--- DATA RECORDS ---

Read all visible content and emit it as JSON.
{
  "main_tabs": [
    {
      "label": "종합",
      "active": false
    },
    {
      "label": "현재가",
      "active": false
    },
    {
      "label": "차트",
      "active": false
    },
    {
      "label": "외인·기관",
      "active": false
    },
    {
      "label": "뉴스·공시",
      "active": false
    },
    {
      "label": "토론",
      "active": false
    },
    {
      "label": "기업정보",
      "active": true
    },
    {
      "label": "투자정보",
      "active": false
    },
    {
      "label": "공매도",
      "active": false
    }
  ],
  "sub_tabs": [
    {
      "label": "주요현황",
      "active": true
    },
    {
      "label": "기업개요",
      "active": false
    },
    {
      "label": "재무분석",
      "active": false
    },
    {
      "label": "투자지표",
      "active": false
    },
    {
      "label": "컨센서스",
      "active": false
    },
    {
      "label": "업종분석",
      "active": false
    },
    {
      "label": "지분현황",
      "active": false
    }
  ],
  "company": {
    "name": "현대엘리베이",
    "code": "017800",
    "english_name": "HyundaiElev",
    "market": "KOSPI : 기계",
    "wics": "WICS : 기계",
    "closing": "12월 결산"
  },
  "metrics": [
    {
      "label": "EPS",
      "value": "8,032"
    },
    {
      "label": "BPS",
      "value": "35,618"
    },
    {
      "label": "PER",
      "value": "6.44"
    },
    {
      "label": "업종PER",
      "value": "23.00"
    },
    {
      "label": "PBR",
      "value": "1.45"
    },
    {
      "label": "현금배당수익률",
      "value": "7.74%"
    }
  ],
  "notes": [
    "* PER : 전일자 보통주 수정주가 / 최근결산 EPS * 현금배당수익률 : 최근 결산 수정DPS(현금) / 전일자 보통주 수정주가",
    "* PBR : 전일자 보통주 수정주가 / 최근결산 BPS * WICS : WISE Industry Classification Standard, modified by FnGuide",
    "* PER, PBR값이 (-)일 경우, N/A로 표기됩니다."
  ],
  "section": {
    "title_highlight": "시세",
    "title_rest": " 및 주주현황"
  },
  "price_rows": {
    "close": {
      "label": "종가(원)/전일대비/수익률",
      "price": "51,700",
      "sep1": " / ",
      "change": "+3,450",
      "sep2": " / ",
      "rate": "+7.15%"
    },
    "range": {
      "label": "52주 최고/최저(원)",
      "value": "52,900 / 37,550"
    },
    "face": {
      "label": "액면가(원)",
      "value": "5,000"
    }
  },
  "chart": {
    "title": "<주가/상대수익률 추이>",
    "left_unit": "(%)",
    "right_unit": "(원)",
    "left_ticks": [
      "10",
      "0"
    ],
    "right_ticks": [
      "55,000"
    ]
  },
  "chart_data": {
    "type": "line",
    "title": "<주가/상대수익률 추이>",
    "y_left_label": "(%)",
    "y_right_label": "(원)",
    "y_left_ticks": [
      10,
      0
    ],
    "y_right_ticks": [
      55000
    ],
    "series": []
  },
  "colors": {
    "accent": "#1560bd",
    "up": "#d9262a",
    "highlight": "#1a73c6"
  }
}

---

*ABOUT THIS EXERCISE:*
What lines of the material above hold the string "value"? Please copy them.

*REPLY TO THE EXERCISE:*
      "value": "8,032"
      "value": "35,618"
      "value": "6.44"
      "value": "23.00"
      "value": "1.45"
      "value": "7.74%"
      "value": "52,900 / 37,550"
      "value": "5,000"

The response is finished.